The F/A-18 Block III Super Hornet is the newest highly capable, affordable and available tactical aircraft in U.S. Navy inventory. The Super Hornet is the backbone of the U.S. Navy carrier air wing now and for decades to come.
Sikorsky® UH-60 Black Hawk® Since being introduced to the Army in 1979 this medium-lift, multi-role helicopter is now used in more than 28 countries world-wide. It has fought its way in and out of countless combat zones to deliver and extract troops, save lives, provide critical supplies and perform as an aerial firefighter and border patroller.
The supersonic F-14 Tomcat is a twin-engine, variable-sweep wing fighter aircraft. It was developed for the US Navy to counter Soviet MiG Fighter jets. The Tomcat is a two person crew consisting of a pilot in the front seat and a Radar Intercept Officer (RIO) in the back seat.
Capable of carrying over 20,000 lbs., the Sikorsky Skycrane is one of the strongest heavy-lifting helicopters in the world. A firefighting workhorse, the Skycrane can also be fitted to hold 2,650 gallons of water – which it can refill with its hydraulic snorkel system in 45 seconds!

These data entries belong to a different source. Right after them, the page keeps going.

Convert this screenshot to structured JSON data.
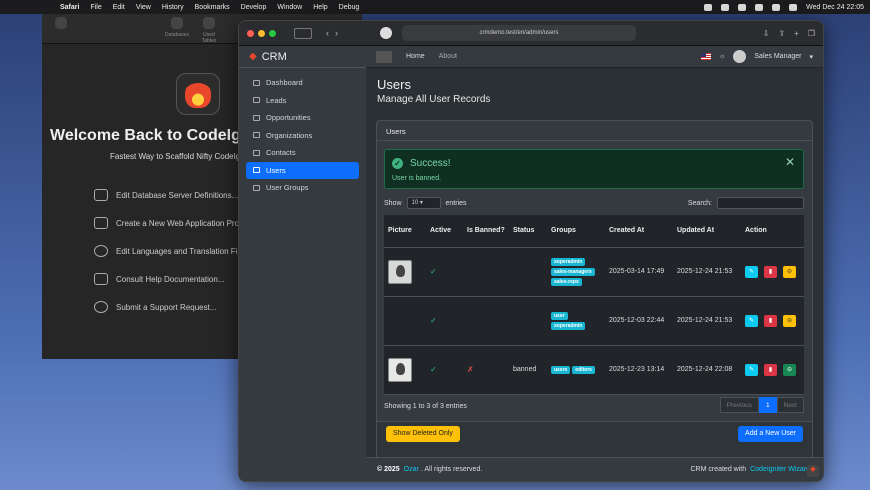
{
  "menubar": {
    "app": "Safari",
    "items": [
      "File",
      "Edit",
      "View",
      "History",
      "Bookmarks",
      "Develop",
      "Window",
      "Help",
      "Debug"
    ],
    "clock": "Wed Dec 24  22:05"
  },
  "bg_window": {
    "toolbar": [
      "",
      "Databases",
      "Used Tables"
    ],
    "welcome": "Welcome Back to CodeIgnit",
    "tagline": "Fastest Way to Scaffold Nifty CodeIgn",
    "links": [
      {
        "icon": "database-icon",
        "label": "Edit Database Server Definitions..."
      },
      {
        "icon": "window-icon",
        "label": "Create a New Web Application Pro"
      },
      {
        "icon": "globe-icon",
        "label": "Edit Languages and Translation Fi"
      },
      {
        "icon": "book-icon",
        "label": "Consult Help Documentation..."
      },
      {
        "icon": "help-icon",
        "label": "Submit a Support Request..."
      }
    ]
  },
  "browser": {
    "url": "crmdemo.test/en/admin/users"
  },
  "app": {
    "brand": "CRM",
    "sidebar": [
      {
        "label": "Dashboard",
        "active": false
      },
      {
        "label": "Leads",
        "active": false
      },
      {
        "label": "Opportunities",
        "active": false
      },
      {
        "label": "Organizations",
        "active": false
      },
      {
        "label": "Contacts",
        "active": false
      },
      {
        "label": "Users",
        "active": true
      },
      {
        "label": "User Groups",
        "active": false
      }
    ],
    "topnav": {
      "home": "Home",
      "about": "About",
      "user": "Sales Manager"
    },
    "page_title": "Users",
    "page_subtitle": "Manage All User Records",
    "card_title": "Users",
    "alert": {
      "title": "Success!",
      "message": "User is banned."
    },
    "controls": {
      "show": "Show",
      "entries_value": "10",
      "entries": "entries",
      "search": "Search:"
    },
    "table": {
      "headers": [
        "Picture",
        "Active",
        "Is Banned?",
        "Status",
        "Groups",
        "Created At",
        "Updated At",
        "Action"
      ],
      "rows": [
        {
          "active": "✓",
          "banned": "",
          "status": "",
          "groups": [
            "superadmin",
            "sales-managers",
            "sales-reps"
          ],
          "created": "2025-03-14 17:49",
          "updated": "2025-12-24 21:53",
          "third_action": "ban"
        },
        {
          "active": "✓",
          "banned": "",
          "status": "",
          "groups": [
            "user",
            "superadmin"
          ],
          "created": "2025-12-03 22:44",
          "updated": "2025-12-24 21:53",
          "third_action": "ban"
        },
        {
          "active": "✓",
          "banned": "✗",
          "status": "banned",
          "groups": [
            "users",
            "editors"
          ],
          "created": "2025-12-23 13:14",
          "updated": "2025-12-24 22:08",
          "third_action": "unban"
        }
      ]
    },
    "showing": "Showing 1 to 3 of 3 entries",
    "pager": {
      "prev": "Previous",
      "page": "1",
      "next": "Next"
    },
    "buttons": {
      "show_deleted": "Show Deleted Only",
      "add": "Add a New User"
    },
    "footer": {
      "copy": "© 2025",
      "author": "Ozar",
      "rights": ". All rights reserved.",
      "credit": "CRM created with",
      "tool": "CodeIgniter Wizard"
    }
  }
}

The fastest next-generation helicopter in the world, the Sikorsky® S-97 Raider® features twin four-blade contra-rotating main rotors and a rear pusher propeller, allowing for a top speed of 276 MPH. What makes the Raider even more unique is its ability to turn its rear propeller on and off for ''Whisper Mode'', allowing it to sneak up on targets.
The Lockheed® P-38 Lightning served the US Army in World War II. Recognizable by its distinctive twin boom/central nacelle design, the P-38 was nicknamed the ‘fork-tailed devil’ by axis pilots. Used both as a long-range fighter and fighter/bomber, the P-38 was instrumental in many important WWII missions.
Is an American single-engine ground attack aircraft made famous in combat during World War II by the First American Volunteer Group (AVG) of the Chinese Air Force in 1941-1942, nicknamed the Flying Tigers.
While the P-40 could not match the maneuverability of the opposing Japanese fighters, it was faster in a dive, sturdy and had an excellent roll rate.
The U-2 Dragon Lady® is a high-altitude surveillance aircraft, designed to fly at 70,000 feet and featuring a 103 foot wing span. The U-2® served the United States during the Cold War and at peak altitude, it could not be tracked by radar, nor shot down.
Is both a vertical takeoff and landing (VTOL) and short takeoff and landing (STOL) aircraft used by the United States Marine Corps, Air Force and Navy. Its tiltrotor design allows the Osprey to takeoff and land like a helicopter, then fly as a fixed-wing, turboprop aircraft.
Was flown in World War I by the famous Manfred Von Richthofen. The plane's tri-wing design allowed for superior maneuverability which was critical to WWI dogfighting. Due to the triplane's crimson color, Richthofen was dubbed the 'Red Devil' by the WWI French (this nickname was changed to 'Red Baron' after the war).
The consolidated B-24 Liberator, first flown in 1939, began active service in 1941 and was the most produced American aircraft of World War II, with 18,482 built. The Liberator was used in every theater of the war and for a variety of missions from long-range bombing and submarine patrol, to transporting high priority cargo and VIPs.
DIAMOND LIL was the 18th production B-24 built.
Today Diamond Lil is one of two airworthy B-24s.